CDC awards Pennsylvania $2.25 million grant to study maternal mortality
Gov. Tom Wolf’s administration announced Tuesday it has received a $2.25 million grant from the Centers for Disease Control and Prevention to study the cause of maternal deaths in the state after an increase in recent years.
Officials said the state Department of Health will receive the grant over five years. It will allow the department to hire more staff to coordinate and manage the Pennsylvania Maternal Mortality Review Committee, collect and analyze data and conduct reviews of pregnancy associated deaths.
“It’s imperative that we continue to take immediate action to determine the reasons for these deaths and to develop prevention recommendations,” Wolf said in a press release.
From 2012-2016, there was an increase in maternal deaths with 11.4 deaths per 100,000 live births in Pennsylvania, officials said.
The maternal mortality review committee reviews all pregnancy-associated deaths in the commonwealth, regardless of cause of death. Pregnancy-associated deaths are the death of a woman during pregnancy, or up to one year after pregnancy, regardless of the outcome of the pregnancy.
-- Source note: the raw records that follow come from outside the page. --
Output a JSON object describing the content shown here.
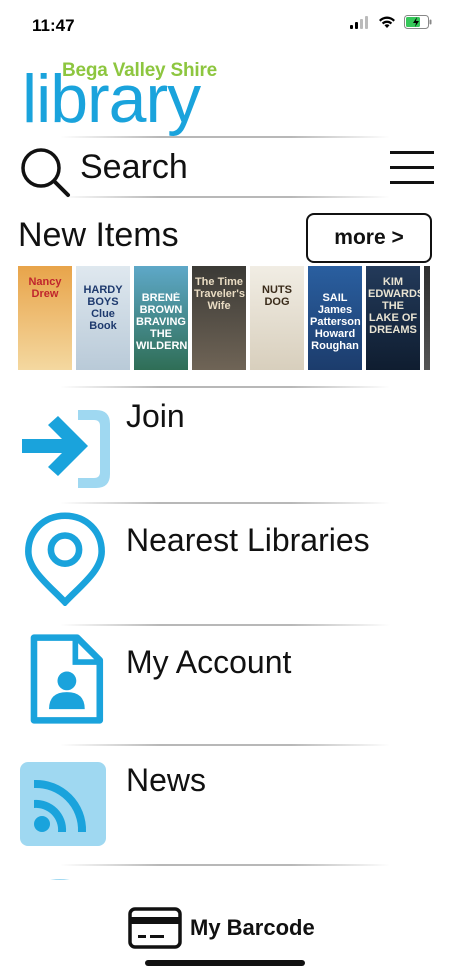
{
  "status_bar": {
    "time": "11:47"
  },
  "logo": {
    "subtitle": "Bega Valley Shire",
    "title": "library"
  },
  "search": {
    "label": "Search"
  },
  "new_items": {
    "title": "New Items",
    "more_label": "more >",
    "books": [
      {
        "title": "Nancy Drew",
        "colors": [
          "#e8a44a",
          "#f4d8a0"
        ],
        "text_color": "#c0252d"
      },
      {
        "title": "HARDY BOYS Clue Book",
        "colors": [
          "#dfe8ef",
          "#b9cad8"
        ],
        "text_color": "#1e3a6e"
      },
      {
        "title": "BRENÉ BROWN BRAVING THE WILDERNESS",
        "colors": [
          "#5ea8c8",
          "#2f6e56"
        ],
        "text_color": "#ffffff"
      },
      {
        "title": "The Time Traveler's Wife",
        "colors": [
          "#3b3a36",
          "#6f6456"
        ],
        "text_color": "#e9dcc3"
      },
      {
        "title": "NUTS DOG",
        "colors": [
          "#f1ede4",
          "#d8cfbd"
        ],
        "text_color": "#3a2b1a"
      },
      {
        "title": "SAIL James Patterson Howard Roughan",
        "colors": [
          "#2a5fa0",
          "#1c3c6c"
        ],
        "text_color": "#ffffff"
      },
      {
        "title": "KIM EDWARDS THE LAKE OF DREAMS",
        "colors": [
          "#233a5a",
          "#0f1d30"
        ],
        "text_color": "#e8e3d2"
      },
      {
        "title": "",
        "colors": [
          "#2e2e2e",
          "#555555"
        ],
        "text_color": "#ffffff"
      }
    ]
  },
  "menu": [
    {
      "label": "Join",
      "icon": "join-arrow-icon"
    },
    {
      "label": "Nearest Libraries",
      "icon": "location-pin-icon"
    },
    {
      "label": "My Account",
      "icon": "account-document-icon"
    },
    {
      "label": "News",
      "icon": "rss-feed-icon"
    }
  ],
  "bottom": {
    "barcode_label": "My Barcode",
    "icon": "barcode-card-icon"
  },
  "colors": {
    "brand_blue": "#1aa3dc",
    "light_blue": "#9fd8f1",
    "brand_green": "#8dc63f"
  }
}
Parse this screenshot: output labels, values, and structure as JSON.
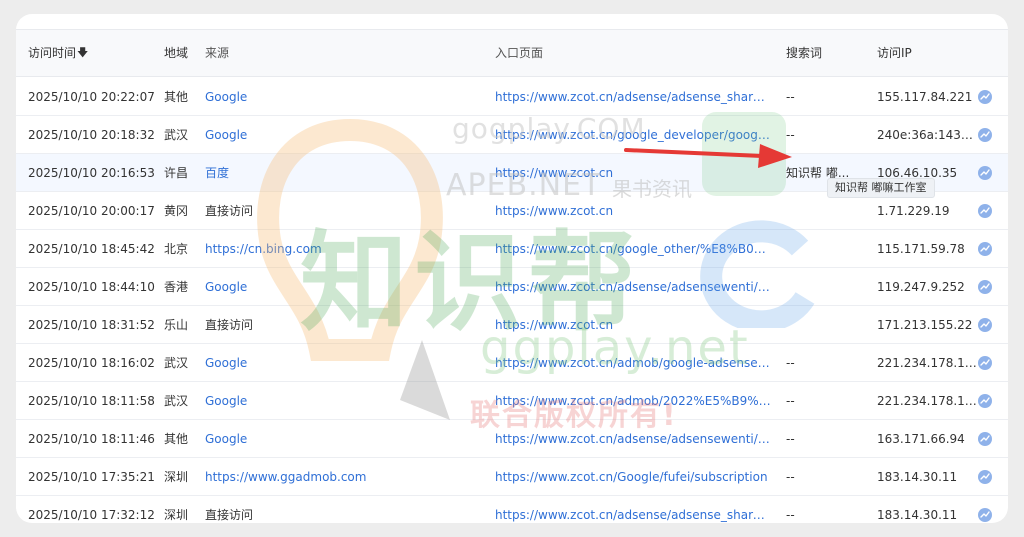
{
  "table": {
    "headers": {
      "time": "访问时间",
      "region": "地域",
      "source": "来源",
      "entry": "入口页面",
      "keyword": "搜索词",
      "ip": "访问IP"
    },
    "rows": [
      {
        "time": "2025/10/10 20:22:07",
        "region": "其他",
        "source": "Google",
        "source_link": true,
        "entry": "https://www.zcot.cn/adsense/adsense_share/20...",
        "keyword": "--",
        "ip": "155.117.84.221"
      },
      {
        "time": "2025/10/10 20:18:32",
        "region": "武汉",
        "source": "Google",
        "source_link": true,
        "entry": "https://www.zcot.cn/google_developer/google-p...",
        "keyword": "--",
        "ip": "240e:36a:1437:..."
      },
      {
        "time": "2025/10/10 20:16:53",
        "region": "许昌",
        "source": "百度",
        "source_link": true,
        "entry": "https://www.zcot.cn",
        "keyword": "知识帮 嘟...",
        "ip": "106.46.10.35"
      },
      {
        "time": "2025/10/10 20:00:17",
        "region": "黄冈",
        "source": "直接访问",
        "source_link": false,
        "entry": "https://www.zcot.cn",
        "keyword": "",
        "ip": "1.71.229.19"
      },
      {
        "time": "2025/10/10 18:45:42",
        "region": "北京",
        "source": "https://cn.bing.com",
        "source_link": true,
        "entry": "https://www.zcot.cn/google_other/%E8%B0%B...",
        "keyword": "",
        "ip": "115.171.59.78"
      },
      {
        "time": "2025/10/10 18:44:10",
        "region": "香港",
        "source": "Google",
        "source_link": true,
        "entry": "https://www.zcot.cn/adsense/adsensewenti/%E...",
        "keyword": "",
        "ip": "119.247.9.252"
      },
      {
        "time": "2025/10/10 18:31:52",
        "region": "乐山",
        "source": "直接访问",
        "source_link": false,
        "entry": "https://www.zcot.cn",
        "keyword": "",
        "ip": "171.213.155.22"
      },
      {
        "time": "2025/10/10 18:16:02",
        "region": "武汉",
        "source": "Google",
        "source_link": true,
        "entry": "https://www.zcot.cn/admob/google-adsense-ad...",
        "keyword": "--",
        "ip": "221.234.178.176"
      },
      {
        "time": "2025/10/10 18:11:58",
        "region": "武汉",
        "source": "Google",
        "source_link": true,
        "entry": "https://www.zcot.cn/admob/2022%E5%B9%B4...",
        "keyword": "--",
        "ip": "221.234.178.176"
      },
      {
        "time": "2025/10/10 18:11:46",
        "region": "其他",
        "source": "Google",
        "source_link": true,
        "entry": "https://www.zcot.cn/adsense/adsensewenti/202...",
        "keyword": "--",
        "ip": "163.171.66.94"
      },
      {
        "time": "2025/10/10 17:35:21",
        "region": "深圳",
        "source": "https://www.ggadmob.com",
        "source_link": true,
        "entry": "https://www.zcot.cn/Google/fufei/subscription",
        "keyword": "--",
        "ip": "183.14.30.11"
      },
      {
        "time": "2025/10/10 17:32:12",
        "region": "深圳",
        "source": "直接访问",
        "source_link": false,
        "entry": "https://www.zcot.cn/adsense/adsense_share/%...",
        "keyword": "--",
        "ip": "183.14.30.11"
      }
    ]
  },
  "tooltip": {
    "text": "知识帮 嘟嘛工作室"
  },
  "watermark": {
    "gogplay": "gogplay.COM",
    "apeb": "APEB.NET",
    "guoshu": "果书资讯",
    "zhishibang": "知识帮",
    "ggplay": "ggplay.net",
    "lianhe": "联合版权所有!"
  },
  "icons": {
    "sort": "arrow-down-icon",
    "trend": "trend-chart-icon"
  },
  "colors": {
    "link": "#2f6fd6",
    "highlight_row": "#f4f8ff",
    "trend_icon": "#8fb2ea",
    "arrow": "#e53935"
  }
}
This includes drug-related deaths, homicides and suicides.
The committee determines if the death was related to the pregnancy, identifies contributing factors, determines if the death could have been prevented and makes recommendations to prevent future deaths.
Money will also go toward the Philadelphia Maternal Mortality Review Committee so it can access resources needed to combine its efforts with the state Department of Health’s.
“Improving health during pregnancy and the postpartum period is essential for the well-being of mothers, infants, families and communities,” said state Secretary of Health Dr. Rachel Levine.
According to the state Department of Health, in both the United States and Pennsylvania, there are racial and ethnic disparities in maternal health and maternal mortality. In Pennsylvania, African American women are three times more likely to die during or after pregnancy than white women.
According to the CDC, the cause of death for pregnancy-related deaths include hemorrhage, infection or sepsis, amniotic fluid embolism, thrombotic pulmonary or other embolism, hypertensive disorders of pregnancy, anesthesia complications, cerebrovascular accidents or accidents related to the brain, cardiomyopathy, other cardiovascular conditions and other non-cardiovascular medical conditions.
Most pregnancy-related deaths occur after pregnancy, the CDC said. Among these deaths nationally, 31% occur while pregnant, 36% occur at delivery or in the week after, and 33% occur one week to one year after pregnancy.